In two previous blog posts, we discussed that in custody cases, a parent might decide to relocate far away. Long-distance relocation can result in a need to change the court’s previous custody/parent time orders.

Your current custody order might not already deal with long-distance relocation. If so, it is likely that Utah Code § 30-3- 37 will have an effect on your case. That statute provides what are becoming the default rules for such situations.

When you (or the court) are operating under Utah Code § 30-3- 37, you should keep some things in mind. Our two previous blog posts pointed out and discussed some of these things:

A parent’s long distance relocation can result in a change of custody. Parents wanting to relocate need to do it correctly so as to avoid unnecessary trouble and a bad outcome. Long-distance relocation can be a good opportunity for a noncustodial parent to gain custody. The legal process under Utah Code § 30-3- 37 will move quickly. You need to be well prepared if you are facing proceedings under Utah Code § 30-3- 37.

Failure to properly prepare for a hearing under Utah Code § 30-3- 37 can lead to an adverse result. Moreover, even a well-prepared and deserving parent may face a bad result at the hearing before the domestic commissioner. This blog post discusses what happens if you dispute the commissioner’s decision. Additionally, this blog post briefly discusses options after an adverse decision from a judge.

Unhappy Parents Can File an Objection to a Commissioner’s Decision Regarding Relocation

If you go to a relocation hearing and the domestic commissioner rules against you, you still have a chance to object. In Utah, domestic commissioners are not judges, and their “orders” are only recommendations. A recommendation is a court order unless/until a judge changes it. Unhappy

litigants have fourteen days from the recommendation to object and ask the judge to change the court’s order.

The ability to object to the commissioner’s recommendation is a second chance for a better decision from a judge. But, it is not necessarily a second chance to present a better case than you did to the commissioner. Rule 108 of the Utah Rules of Civil Procedure sets limits on objections.

It bars you from bringing the judge information you did not offer to the commissioner. This means you must do your best before the commissioner. If you are planning on initiating the relocation process or are facing a hearing, consider hiring an attorney to help. Regardless of whether you have counsel or not, the judge also may make a bad decision.
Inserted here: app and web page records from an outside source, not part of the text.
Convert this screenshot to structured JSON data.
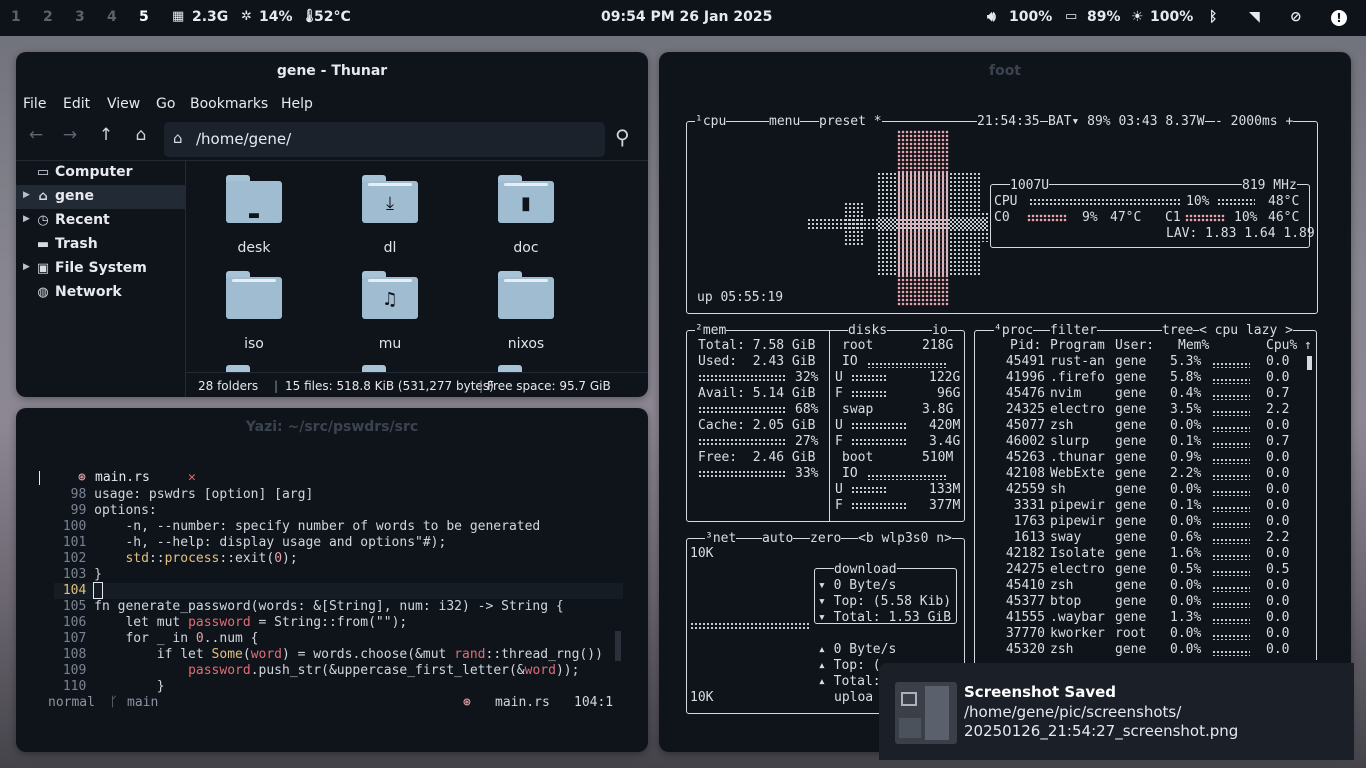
{
  "topbar": {
    "workspaces": [
      "1",
      "2",
      "3",
      "4",
      "5"
    ],
    "active_workspace": "5",
    "mem": "2.3G",
    "cpu": "14%",
    "temp": "52°C",
    "clock": "09:54 PM 26 Jan 2025",
    "volume": "100%",
    "battery": "89%",
    "brightness": "100%"
  },
  "thunar": {
    "title": "gene - Thunar",
    "menu": [
      "File",
      "Edit",
      "View",
      "Go",
      "Bookmarks",
      "Help"
    ],
    "path": "/home/gene/",
    "sidebar": [
      {
        "label": "Computer",
        "icon": "computer-icon",
        "arrow": false
      },
      {
        "label": "gene",
        "icon": "home-icon",
        "arrow": true
      },
      {
        "label": "Recent",
        "icon": "clock-icon",
        "arrow": true
      },
      {
        "label": "Trash",
        "icon": "trash-icon",
        "arrow": false
      },
      {
        "label": "File System",
        "icon": "drive-icon",
        "arrow": true
      },
      {
        "label": "Network",
        "icon": "globe-icon",
        "arrow": false
      }
    ],
    "files": [
      {
        "name": "desk",
        "icon": "desktop-folder-icon"
      },
      {
        "name": "dl",
        "icon": "download-folder-icon"
      },
      {
        "name": "doc",
        "icon": "document-folder-icon"
      },
      {
        "name": "iso",
        "icon": "folder-icon"
      },
      {
        "name": "mu",
        "icon": "music-folder-icon"
      },
      {
        "name": "nixos",
        "icon": "folder-icon"
      }
    ],
    "status": {
      "folders": "28 folders",
      "files": "15 files: 518.8 KiB (531,277 bytes)",
      "free": "Free space: 95.7 GiB"
    }
  },
  "yazi": {
    "title": "Yazi: ~/src/pswdrs/src",
    "tab": "main.rs",
    "lines": [
      [
        "98",
        "usage: pswdrs [option] [arg]"
      ],
      [
        "99",
        "options:"
      ],
      [
        "100",
        "    -n, --number: specify number of words to be generated"
      ],
      [
        "101",
        "    -h, --help: display usage and options\"#);"
      ],
      [
        "102",
        "    std::process::exit(0);"
      ],
      [
        "103",
        "}"
      ],
      [
        "104",
        ""
      ],
      [
        "105",
        "fn generate_password(words: &[String], num: i32) -> String {"
      ],
      [
        "106",
        "    let mut password = String::from(\"\");"
      ],
      [
        "107",
        "    for _ in 0..num {"
      ],
      [
        "108",
        "        if let Some(word) = words.choose(&mut rand::thread_rng())"
      ],
      [
        "109",
        "            password.push_str(&uppercase_first_letter(&word));"
      ],
      [
        "110",
        "        }"
      ]
    ],
    "mode": "normal",
    "branch": "main",
    "file": "main.rs",
    "position": "104:1"
  },
  "foot": {
    "title": "foot",
    "cpu": {
      "header": "¹cpu",
      "menu": "menu",
      "preset": "preset *",
      "clock": "21:54:35",
      "bat": "BAT▾ 89% 03:43 8.37W",
      "interval": "- 2000ms +",
      "model": "1007U",
      "freq": "819 MHz",
      "cpu_pct": "10%",
      "cpu_temp": "48°C",
      "c0_pct": "9%",
      "c0_temp": "47°C",
      "c1_pct": "10%",
      "c1_temp": "46°C",
      "lav": "LAV: 1.83 1.64 1.89",
      "uptime": "up 05:55:19"
    },
    "mem": {
      "header": "²mem",
      "total": "Total: 7.58 GiB",
      "used": "Used:  2.43 GiB",
      "used_pct": "32%",
      "avail": "Avail: 5.14 GiB",
      "avail_pct": "68%",
      "cache": "Cache: 2.05 GiB",
      "cache_pct": "27%",
      "free": "Free:  2.46 GiB",
      "free_pct": "33%"
    },
    "disks": {
      "header": "disks",
      "io": "io",
      "rows": [
        [
          "root",
          "218G"
        ],
        [
          "IO",
          ""
        ],
        [
          "U",
          "122G"
        ],
        [
          "F",
          "96G"
        ],
        [
          "swap",
          "3.8G"
        ],
        [
          "U",
          "420M"
        ],
        [
          "F",
          "3.4G"
        ],
        [
          "boot",
          "510M"
        ],
        [
          "IO",
          ""
        ],
        [
          "U",
          "133M"
        ],
        [
          "F",
          "377M"
        ]
      ]
    },
    "net": {
      "header": "³net",
      "auto": "auto",
      "zero": "zero",
      "iface": "<b wlp3s0 n>",
      "scale_top": "10K",
      "scale_bottom": "10K",
      "download": "download",
      "dl_rate": "▾ 0 Byte/s",
      "dl_top": "▾ Top: (5.58 Kib)",
      "dl_total": "▾ Total: 1.53 GiB",
      "ul_rate": "▴ 0 Byte/s",
      "ul_top": "▴ Top: (",
      "ul_total": "▴ Total:",
      "upload": "uploa"
    },
    "proc": {
      "header": "⁴proc",
      "filter": "filter",
      "tree": "tree",
      "sort": "< cpu lazy >",
      "columns": [
        "Pid:",
        "Program",
        "User:",
        "Mem%",
        "Cpu%"
      ],
      "rows": [
        [
          "45491",
          "rust-an",
          "gene",
          "5.3%",
          "0.0"
        ],
        [
          "41996",
          ".firefo",
          "gene",
          "5.8%",
          "0.0"
        ],
        [
          "45476",
          "nvim",
          "gene",
          "0.4%",
          "0.7"
        ],
        [
          "24325",
          "electro",
          "gene",
          "3.5%",
          "2.2"
        ],
        [
          "45077",
          "zsh",
          "gene",
          "0.0%",
          "0.0"
        ],
        [
          "46002",
          "slurp",
          "gene",
          "0.1%",
          "0.7"
        ],
        [
          "45263",
          ".thunar",
          "gene",
          "0.9%",
          "0.0"
        ],
        [
          "42108",
          "WebExte",
          "gene",
          "2.2%",
          "0.0"
        ],
        [
          "42559",
          "sh",
          "gene",
          "0.0%",
          "0.0"
        ],
        [
          "3331",
          "pipewir",
          "gene",
          "0.1%",
          "0.0"
        ],
        [
          "1763",
          "pipewir",
          "gene",
          "0.0%",
          "0.0"
        ],
        [
          "1613",
          "sway",
          "gene",
          "0.6%",
          "2.2"
        ],
        [
          "42182",
          "Isolate",
          "gene",
          "1.6%",
          "0.0"
        ],
        [
          "24275",
          "electro",
          "gene",
          "0.5%",
          "0.5"
        ],
        [
          "45410",
          "zsh",
          "gene",
          "0.0%",
          "0.0"
        ],
        [
          "45377",
          "btop",
          "gene",
          "0.0%",
          "0.0"
        ],
        [
          "41555",
          ".waybar",
          "gene",
          "1.3%",
          "0.0"
        ],
        [
          "37770",
          "kworker",
          "root",
          "0.0%",
          "0.0"
        ],
        [
          "45320",
          "zsh",
          "gene",
          "0.0%",
          "0.0"
        ]
      ]
    }
  },
  "notification": {
    "title": "Screenshot Saved",
    "line1": "/home/gene/pic/screenshots/",
    "line2": "20250126_21:54:27_screenshot.png"
  }
}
Unhappy Parents Can File an Appeal to a Judge’s Decision Regarding Relocation

Judges can make wrong decisions, too. If your objection to the commissioner’s recommendation is unsuccessful, you can appeal to a higher court. Alternatively, if you win in front of the commissioner but lose in front of the judge, you may want to appeal to a higher court.
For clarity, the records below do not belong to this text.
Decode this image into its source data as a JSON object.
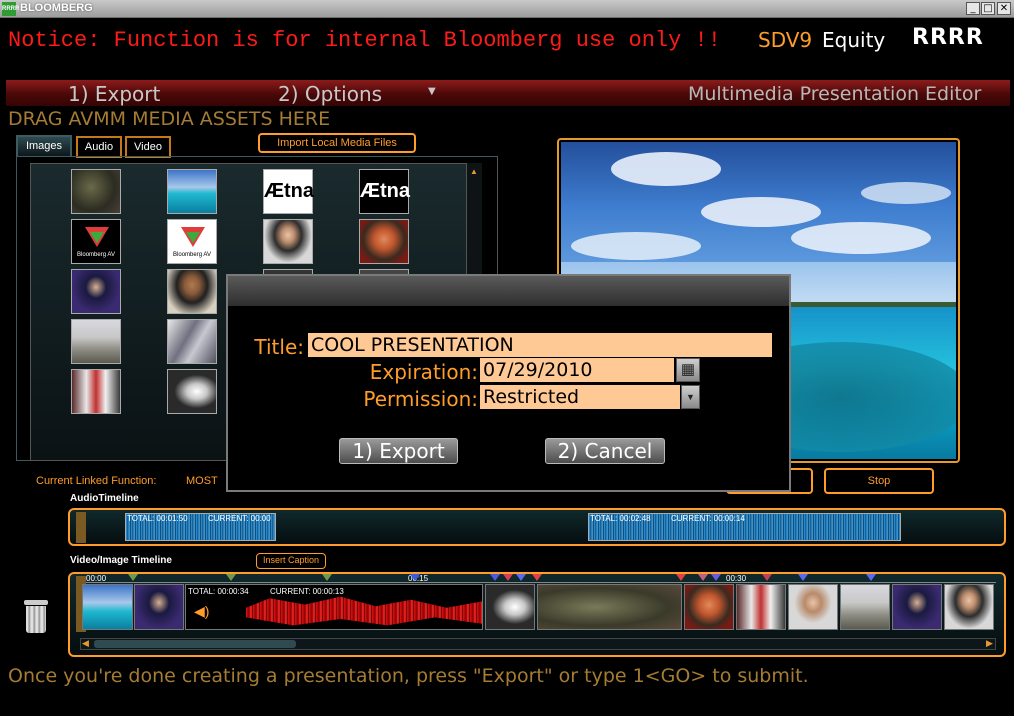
{
  "window": {
    "title": "BLOOMBERG",
    "icon_text": "RRRR",
    "minimize": "_",
    "maximize": "□",
    "close": "✕"
  },
  "notice": "Notice: Function is for internal Bloomberg use only !!",
  "security": {
    "ticker": "SDV9",
    "market": "Equity",
    "user": "RRRR"
  },
  "menu": {
    "export": "1) Export",
    "options": "2) Options",
    "editor_title": "Multimedia Presentation Editor"
  },
  "drag_label": "DRAG AVMM MEDIA ASSETS HERE",
  "tabs": {
    "images": "Images",
    "audio": "Audio",
    "video": "Video"
  },
  "import_button": "Import Local Media Files",
  "thumbs": {
    "aetna": "Ætna",
    "bloomberg_av": "Bloomberg AV"
  },
  "linked_function": {
    "label": "Current Linked Function:",
    "value": "MOST"
  },
  "stop_button": "Stop",
  "audio_timeline": {
    "label": "AudioTimeline",
    "clips": [
      {
        "total": "TOTAL: 00:01:50",
        "current": "CURRENT: 00:00"
      },
      {
        "total": "TOTAL: 00:02:48",
        "current": "CURRENT: 00:00:14"
      }
    ]
  },
  "video_timeline": {
    "label": "Video/Image Timeline",
    "insert_caption": "Insert Caption",
    "ticks": [
      "00:00",
      "00:15",
      "00:30"
    ],
    "audio_clip": {
      "total": "TOTAL: 00:00:34",
      "current": "CURRENT: 00:00:13"
    }
  },
  "dialog": {
    "title_label": "Title:",
    "title_value": "COOL PRESENTATION",
    "expiration_label": "Expiration:",
    "expiration_value": "07/29/2010",
    "permission_label": "Permission:",
    "permission_value": "Restricted",
    "export_button": "1)  Export",
    "cancel_button": "2)  Cancel"
  },
  "footer": "Once you're done creating a presentation, press \"Export\" or type 1<GO> to submit.",
  "colors": {
    "orange": "#ff9c2a",
    "notice_red": "#ff1a1a",
    "field_bg": "#ffc996",
    "menu_red": "#8d1b1b"
  }
}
An appeal is different from what you encounter at the trial level and much more complicated. It can be difficult to prevail on appeal in custody cases. Appellate judges look at transcripts and written documents. There are appellate rules that prevent appellate judges from reversing a lower court unless there is a clear error or abuse of discretion. If you are interested in an appeal, you should consult an attorney about your chances on appeal and consider hiring an attorney to write the appeal for you. If successful on appeal, the original judge will either have to order the result you desire or hold another hearing and eliminate any prior mistakes.